Therapy was an essential part of my eating disorder recovery and one topic that dominated my early sessions was my desire to look a certain way. I shared my hope that, once I had the ideal body, I’d be happy, pretty, and people would think highly of me. It eventually occurred to me that I was aiming at a moving target because there isn’t a set beauty standard and that beauty is subjective.
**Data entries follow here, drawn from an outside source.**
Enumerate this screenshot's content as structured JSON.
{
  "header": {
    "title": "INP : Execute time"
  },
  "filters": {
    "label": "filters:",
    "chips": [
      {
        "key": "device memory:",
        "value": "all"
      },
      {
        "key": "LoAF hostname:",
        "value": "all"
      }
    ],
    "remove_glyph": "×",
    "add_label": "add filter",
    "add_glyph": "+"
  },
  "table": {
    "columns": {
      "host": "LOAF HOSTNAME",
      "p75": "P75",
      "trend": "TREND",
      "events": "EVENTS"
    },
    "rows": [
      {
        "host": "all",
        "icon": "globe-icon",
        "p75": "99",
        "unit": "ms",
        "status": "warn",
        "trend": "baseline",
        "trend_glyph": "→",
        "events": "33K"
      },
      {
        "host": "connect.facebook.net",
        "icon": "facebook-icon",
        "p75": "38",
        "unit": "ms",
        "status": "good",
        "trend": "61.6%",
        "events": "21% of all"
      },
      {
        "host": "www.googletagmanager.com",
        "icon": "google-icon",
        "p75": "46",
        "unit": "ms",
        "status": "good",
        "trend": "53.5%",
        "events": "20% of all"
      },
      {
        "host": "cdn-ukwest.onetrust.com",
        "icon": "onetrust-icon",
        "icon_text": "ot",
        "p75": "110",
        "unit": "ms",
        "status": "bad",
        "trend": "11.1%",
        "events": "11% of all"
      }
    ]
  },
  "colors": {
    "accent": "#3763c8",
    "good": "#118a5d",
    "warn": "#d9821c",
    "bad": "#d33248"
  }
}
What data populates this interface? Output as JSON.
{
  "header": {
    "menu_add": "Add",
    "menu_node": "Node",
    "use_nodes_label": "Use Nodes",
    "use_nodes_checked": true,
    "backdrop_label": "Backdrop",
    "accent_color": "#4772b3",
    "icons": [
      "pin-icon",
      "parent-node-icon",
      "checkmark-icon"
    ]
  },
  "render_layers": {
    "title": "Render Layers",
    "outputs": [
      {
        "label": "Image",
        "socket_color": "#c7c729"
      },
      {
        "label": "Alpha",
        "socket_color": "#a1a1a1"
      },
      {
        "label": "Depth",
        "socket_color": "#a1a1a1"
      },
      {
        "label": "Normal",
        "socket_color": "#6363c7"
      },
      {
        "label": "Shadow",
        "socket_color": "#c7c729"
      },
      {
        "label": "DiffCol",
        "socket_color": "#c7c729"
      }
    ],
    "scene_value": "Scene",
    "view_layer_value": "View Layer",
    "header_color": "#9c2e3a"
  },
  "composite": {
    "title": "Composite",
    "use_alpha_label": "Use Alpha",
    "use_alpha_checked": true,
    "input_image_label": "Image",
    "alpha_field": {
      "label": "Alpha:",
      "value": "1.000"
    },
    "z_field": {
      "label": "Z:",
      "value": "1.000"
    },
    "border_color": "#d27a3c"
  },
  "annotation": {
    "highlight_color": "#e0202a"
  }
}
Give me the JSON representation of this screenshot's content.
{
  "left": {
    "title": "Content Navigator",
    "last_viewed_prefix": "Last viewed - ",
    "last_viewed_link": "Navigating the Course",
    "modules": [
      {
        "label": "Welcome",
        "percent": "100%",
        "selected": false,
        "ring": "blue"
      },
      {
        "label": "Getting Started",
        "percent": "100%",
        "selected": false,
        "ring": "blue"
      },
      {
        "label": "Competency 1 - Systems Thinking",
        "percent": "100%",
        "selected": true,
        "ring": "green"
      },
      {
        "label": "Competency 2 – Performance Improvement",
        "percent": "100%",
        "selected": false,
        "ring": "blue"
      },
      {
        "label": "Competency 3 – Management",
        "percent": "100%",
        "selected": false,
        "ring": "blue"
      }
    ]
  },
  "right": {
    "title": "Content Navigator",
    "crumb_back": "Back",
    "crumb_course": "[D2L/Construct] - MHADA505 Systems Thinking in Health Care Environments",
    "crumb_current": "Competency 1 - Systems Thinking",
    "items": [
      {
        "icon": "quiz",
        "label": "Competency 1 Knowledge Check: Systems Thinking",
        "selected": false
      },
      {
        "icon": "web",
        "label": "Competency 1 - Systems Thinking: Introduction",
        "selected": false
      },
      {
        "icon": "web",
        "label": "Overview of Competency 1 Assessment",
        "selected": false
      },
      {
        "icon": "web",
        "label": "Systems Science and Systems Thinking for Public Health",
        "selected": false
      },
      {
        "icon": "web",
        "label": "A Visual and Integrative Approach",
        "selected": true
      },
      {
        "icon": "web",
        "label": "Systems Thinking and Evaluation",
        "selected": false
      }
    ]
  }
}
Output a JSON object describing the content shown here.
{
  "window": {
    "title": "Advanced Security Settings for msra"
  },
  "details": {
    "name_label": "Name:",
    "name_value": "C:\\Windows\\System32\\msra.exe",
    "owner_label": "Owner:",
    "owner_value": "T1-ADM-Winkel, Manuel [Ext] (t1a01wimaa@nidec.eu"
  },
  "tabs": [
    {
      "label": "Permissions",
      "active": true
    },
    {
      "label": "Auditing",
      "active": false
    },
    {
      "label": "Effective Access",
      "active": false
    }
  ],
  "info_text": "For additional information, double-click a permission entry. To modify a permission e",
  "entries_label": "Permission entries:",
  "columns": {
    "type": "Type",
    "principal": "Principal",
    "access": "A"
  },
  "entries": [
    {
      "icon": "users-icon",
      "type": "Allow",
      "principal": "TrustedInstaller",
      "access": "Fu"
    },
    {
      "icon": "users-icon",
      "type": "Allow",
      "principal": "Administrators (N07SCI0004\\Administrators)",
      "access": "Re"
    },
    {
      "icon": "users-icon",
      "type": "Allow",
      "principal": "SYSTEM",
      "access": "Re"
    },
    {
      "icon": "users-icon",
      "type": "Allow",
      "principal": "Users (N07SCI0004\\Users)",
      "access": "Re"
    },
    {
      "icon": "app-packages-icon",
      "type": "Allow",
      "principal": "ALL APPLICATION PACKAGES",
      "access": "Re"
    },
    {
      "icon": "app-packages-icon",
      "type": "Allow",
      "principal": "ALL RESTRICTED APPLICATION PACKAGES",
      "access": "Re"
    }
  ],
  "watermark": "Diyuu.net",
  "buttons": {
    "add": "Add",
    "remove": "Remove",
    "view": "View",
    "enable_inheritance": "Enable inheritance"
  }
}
This realization frustrated me. How would I know if I reached my goal of having the ideal body without a way to measure it? Both Angelina Jolie and Christina Hendricks are considered beautiful, but they have very different bodies.1 Jolie is lean while Hendricks is voluptuous, so I felt like no matter where I ended up body-wise, it wouldn’t be enough. As a way to work through this, my therapist encouraged me to look at a range of bodies. I was paying for her guidance, so I figured that I should at least attempt to do what she suggested. Well, the results of my research astounded me. I had such a narrow view of the ideal that seeing everyday bodies from different time periods was a bit of a shock.
First of all, the beauty standard has changed over time.2 Just take a look at works of art. Aphrodite, the ancient Greek goddess of love, beauty, pleasure, and procreation, has belly rolls. Women who would be considered large by today’s standards were sought after for paintings. Apparently having fat on your body was not always frowned upon! And if you take a look at today’s standards of beauty, there are even differences between countries. I read an article about Mauritanian women being force-fed in preparation for marriage because “rolling layers of fat are the height of sexiness”. Another article presented photoshopped pictures of the same woman to reflect the standard of beauty in different countries. Both of these articles completely changed my perspective about how beauty is perceived around the world today.3To go even further, standards vary within a country. In the United States, we still have an established “ideal” body type,4 but people have different opinions about other aspects of attractiveness such as tattoos, make-up, body hair, etc. One of those might be considered beautiful to one person and repulsive to the next.5
After gathering all of that information, I felt like I just couldn’t win. Then it occurred to me that there was nothing to win. Although I didn’t hit the genetic lottery for what would be considered the current “ideal” body type in the US, I have learned that the image in my head is there because of what I see in the media. In reality though, there is no ideal body. There’s just my body.
What are your thoughts about beauty standards? Have you seen it change over time? Please share in the comment section below.
1Ha! I’m probably dating myself since I can’t, off the top of my head, come up with more current examples.
2Check out this video called “Women’s Ideal Body Types Throughout History”!
3I think I might be an egocentric American!
4Though it is heartening to see a Target ad with women of different sizes!
5And speaking of repulsion, why is it that breasts, which contain fat, are sexy but the fat on my belly is not?
You’ve made it this far. Now subscribe for regular updates. It’s easy! And you get a FREE intuitive eating quiz and a mini e-book when you sign up!
YouTube Version: Coming soon!